** Opening Excerpted data block **

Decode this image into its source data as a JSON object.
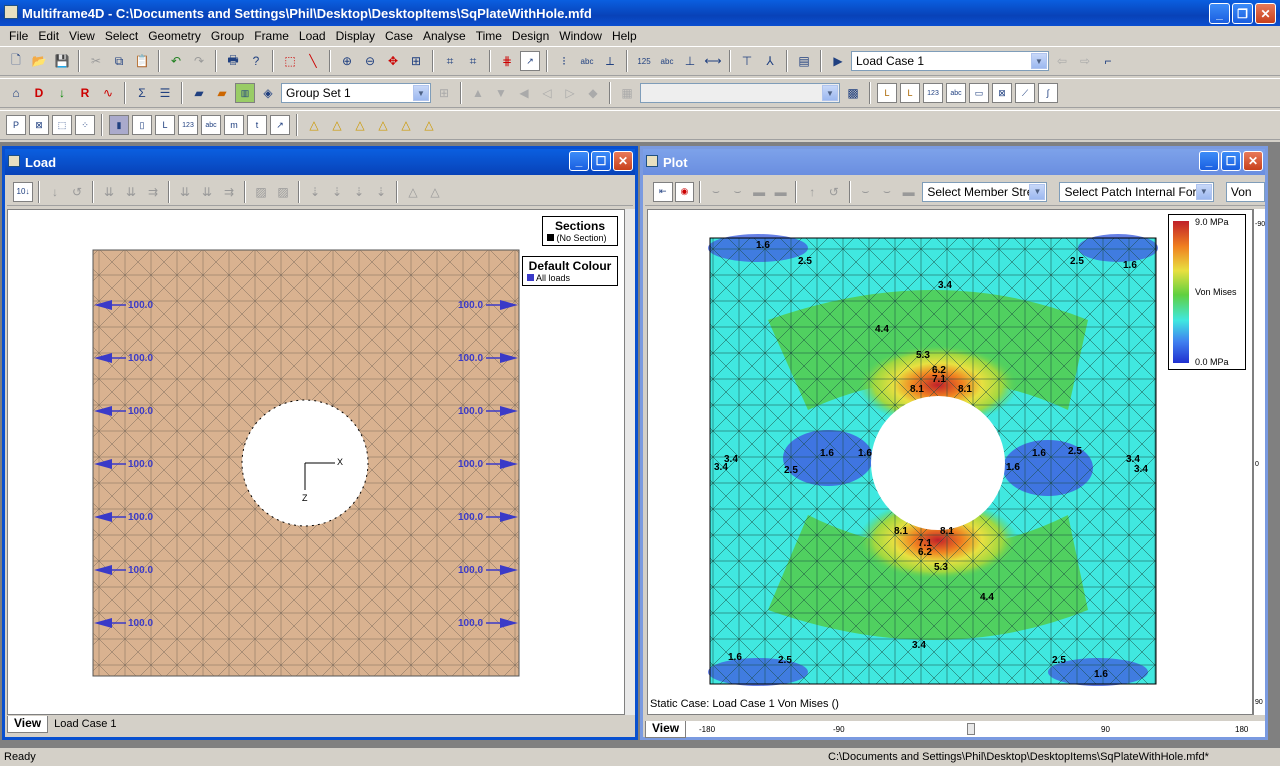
{
  "app": {
    "title": "Multiframe4D - C:\\Documents and Settings\\Phil\\Desktop\\DesktopItems\\SqPlateWithHole.mfd"
  },
  "menu": [
    "File",
    "Edit",
    "View",
    "Select",
    "Geometry",
    "Group",
    "Frame",
    "Load",
    "Display",
    "Case",
    "Analyse",
    "Time",
    "Design",
    "Window",
    "Help"
  ],
  "toolbar": {
    "load_case": "Load Case 1",
    "group_set": "Group Set 1"
  },
  "load_window": {
    "title": "Load",
    "view_tab": "View",
    "view_case": "Load Case 1",
    "sections": {
      "title": "Sections",
      "entry": "(No Section)"
    },
    "colour": {
      "title": "Default Colour",
      "entry": "All loads"
    },
    "load_labels": [
      "100.0",
      "100.0",
      "100.0",
      "100.0",
      "100.0",
      "100.0",
      "100.0",
      "100.0",
      "100.0",
      "100.0",
      "100.0",
      "100.0",
      "100.0",
      "100.0"
    ],
    "axis": {
      "x": "X",
      "z": "Z"
    }
  },
  "plot_window": {
    "title": "Plot",
    "member_stress": "Select Member Stress",
    "patch_force": "Select Patch Internal Force",
    "von": "Von",
    "status": "Static Case: Load Case 1  Von Mises ()",
    "view_tab": "View",
    "legend": {
      "max": "9.0 MPa",
      "label": "Von Mises",
      "min": "0.0 MPa"
    },
    "contour_labels": [
      "1.6",
      "2.5",
      "2.5",
      "1.6",
      "3.4",
      "4.4",
      "5.3",
      "6.2",
      "7.1",
      "8.1",
      "8.1",
      "1.6",
      "1.6",
      "2.5",
      "3.4",
      "3.4",
      "1.6",
      "1.6",
      "2.5",
      "3.4",
      "3.4",
      "8.1",
      "8.1",
      "7.1",
      "6.2",
      "5.3",
      "4.4",
      "3.4",
      "1.6",
      "2.5",
      "2.5",
      "1.6"
    ],
    "h_ruler": [
      "-180",
      "-90",
      "0",
      "90",
      "180"
    ],
    "v_ruler": [
      "-90",
      "0",
      "90"
    ]
  },
  "status": {
    "left": "Ready",
    "path": "C:\\Documents and Settings\\Phil\\Desktop\\DesktopItems\\SqPlateWithHole.mfd*"
  }
}
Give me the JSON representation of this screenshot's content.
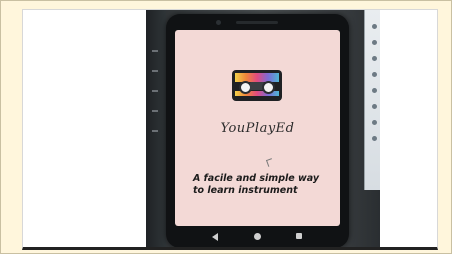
{
  "app": {
    "name": "YouPlayEd",
    "tagline_line1": "A facile and simple way",
    "tagline_line2": "to learn instrument"
  },
  "navigation": {
    "back": "back-icon",
    "home": "home-icon",
    "recent": "recent-apps-icon"
  },
  "colors": {
    "page_background": "#fff7dc",
    "screen_background": "#f3d9d6",
    "icon_background": "#1f2124",
    "icon_bands": [
      "#f2d14b",
      "#f0873a",
      "#e14b7f",
      "#7c6bd6",
      "#4fb6d4"
    ]
  }
}
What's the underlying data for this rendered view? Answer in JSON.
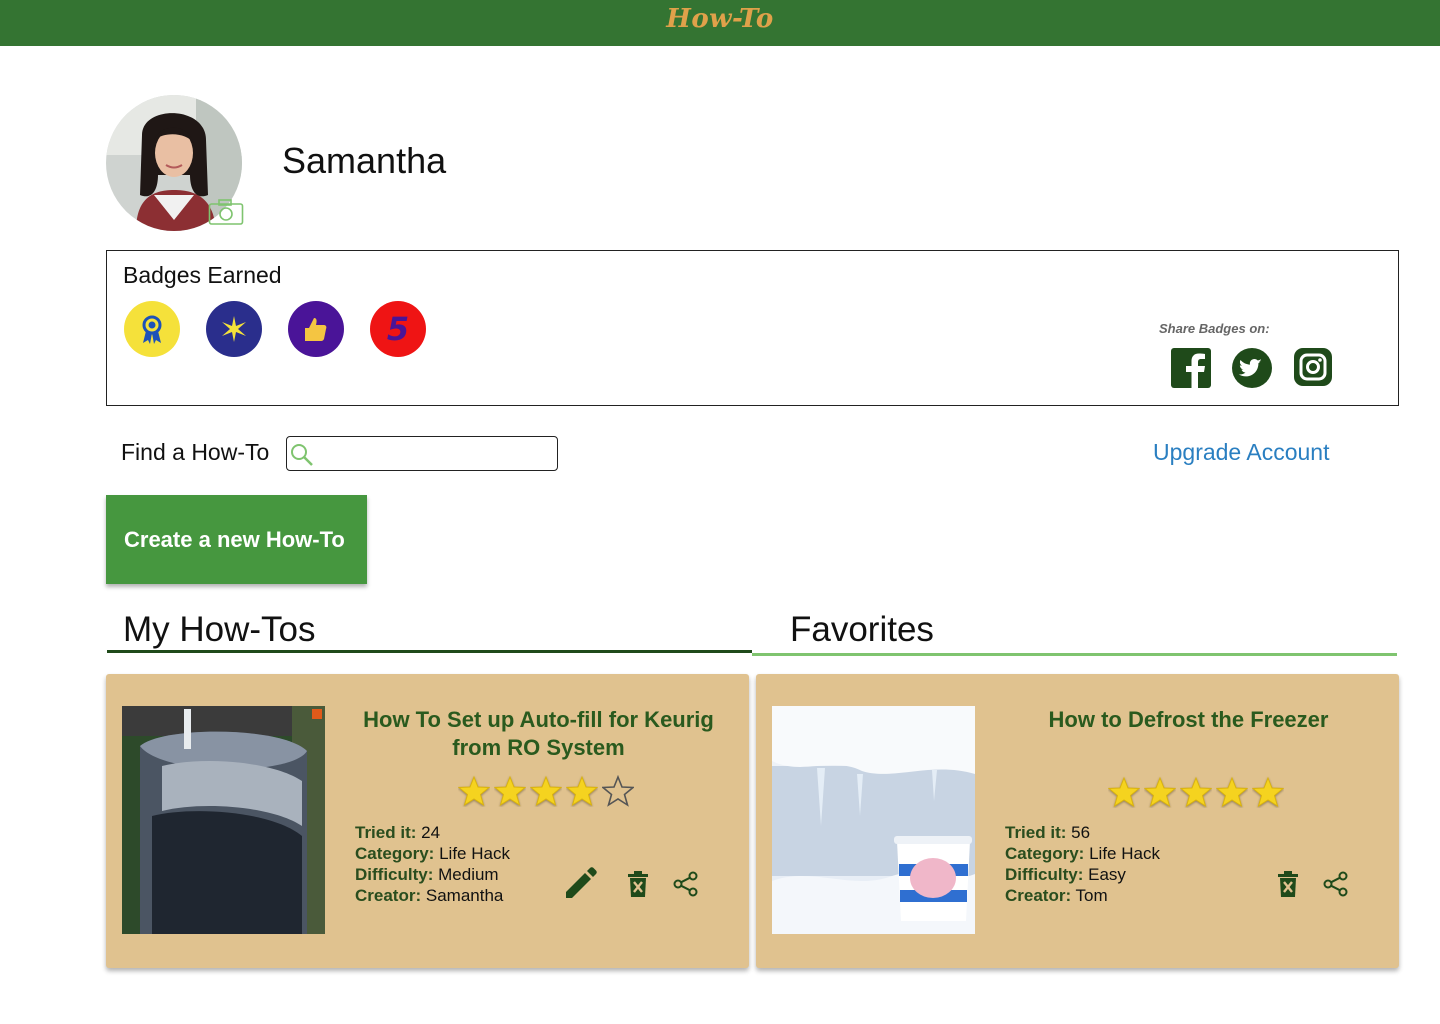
{
  "app": {
    "brand": "How-To"
  },
  "profile": {
    "name": "Samantha"
  },
  "badges": {
    "title": "Badges Earned",
    "items": [
      {
        "name": "ribbon-badge",
        "color": "#f5e13a"
      },
      {
        "name": "star-burst-badge",
        "color": "#2a2e8c"
      },
      {
        "name": "thumbs-up-badge",
        "color": "#4a1498"
      },
      {
        "name": "five-badge",
        "color": "#ef1414",
        "text": "5"
      }
    ],
    "share_label": "Share Badges on:"
  },
  "search": {
    "label": "Find a How-To",
    "value": "",
    "placeholder": ""
  },
  "upgrade_label": "Upgrade Account",
  "create_label": "Create a new How-To",
  "tabs": {
    "mine": "My How-Tos",
    "favorites": "Favorites"
  },
  "my_howto": {
    "title": "How To Set up Auto-fill for Keurig from RO System",
    "rating": 4,
    "tried_label": "Tried it:",
    "tried": "24",
    "category_label": "Category:",
    "category": "Life Hack",
    "difficulty_label": "Difficulty:",
    "difficulty": "Medium",
    "creator_label": "Creator:",
    "creator": "Samantha"
  },
  "favorite_howto": {
    "title": "How to Defrost the Freezer",
    "rating": 5,
    "tried_label": "Tried it:",
    "tried": "56",
    "category_label": "Category:",
    "category": "Life Hack",
    "difficulty_label": "Difficulty:",
    "difficulty": "Easy",
    "creator_label": "Creator:",
    "creator": "Tom"
  },
  "colors": {
    "header": "#347432",
    "brand": "#e0a14a",
    "accent": "#46973f",
    "card": "#e0c28f",
    "icon": "#1f4a1a",
    "star": "#f5d31f"
  }
}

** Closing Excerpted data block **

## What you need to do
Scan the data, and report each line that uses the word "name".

## Response
    "name": "YouPlayEd",
    "name": "Samantha"
        "name": "ribbon-badge",
        "name": "star-burst-badge",
        "name": "thumbs-up-badge",
        "name": "five-badge",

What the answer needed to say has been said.